Autism Spectrum Disorder (ASD) is characterised by severe impairments in social, communicative and imaginative activities, affecting up to 1% of children in the UK. Recently researchers have been investigating whether people with ASD think in a different way from "typically developing individuals" (the term applied to those without ASD). We at Heriot-Watt, along with colleagues from Queen Margaret College, the University of Edinburgh, and Newcastle University are interested in whether thinking styles (specifically a bias towards local information processing) are responsible for the impairments seen in ASD. Contact Dr Mary Stewart for more information.

Technologies for children, especially with autism

Children with autism seem to have an affinity for Information and Computing Technology (ICT). This provides a unique opportunity to both understand and treat autism. Also, technology research in developmental disorders offers a window to understanding the typical population better, as well as develop better technologies for everyone. Contact Dr Thusha Rajendran for more information.

Reciprocal social interaction

Whether through gestural or linguistic imitation, or understanding the nature of friendships, reciprocity seems a natural part of human social development. However, when there is a disruption in development (either through a developmental disorder such as autism, or child maltreatment) then this important social ability can be studies and possibly treated. Contact Dr Thusha Rajendran for more information.

Social learning and cultural transmission

Current research projects are broadly focused around the 'who', the 'what', the 'when' and the 'how' of social learning. One particular research stream has focused on the phenomenon of 'over-imitation', that is, copying another individual to the extent that task efficiency is actually reduced. Under what circumstances does this phenomenon occur? More recent research collaborations are exploring presociality in young children and capuchin monkeys. Contact Dr Nicola McGuigan for more information.

Perception of visual texture

Almost all natural and artificial surfaces are textured in some way, but little is known about the processing of texture patterns by the human visual system. We collaborate with computer scientists in the Heriot-Watt Texture Lab to explore how people make perceptual judgments about natural and synthetic visual textures, and how people search for targets in visual textures. Results are applied to problems in computer vision such as retrieving digital representations of surface textures from databases and detecting surface deficits. Contact Professor Patrick Green for more information.

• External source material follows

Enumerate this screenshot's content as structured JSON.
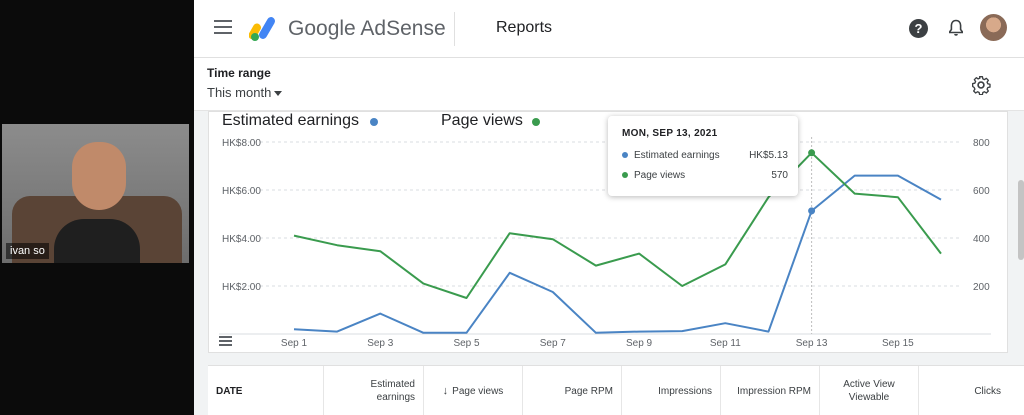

Psychosocial influences on health and safety in small businesses

Health and safety at work may entail activities such as risk assessment, in areas ranging from physical hazards to psychological stress. Despite its importance, health and safety engagement is often seen as problematic for the small business. Employing both qualitative and quantitative research methods, this project investigates the nature of the behaviours which small businesses undertake. We then examine psychological and social processes influencing such behaviour.  Contact Dr Terry Lansdown for more information.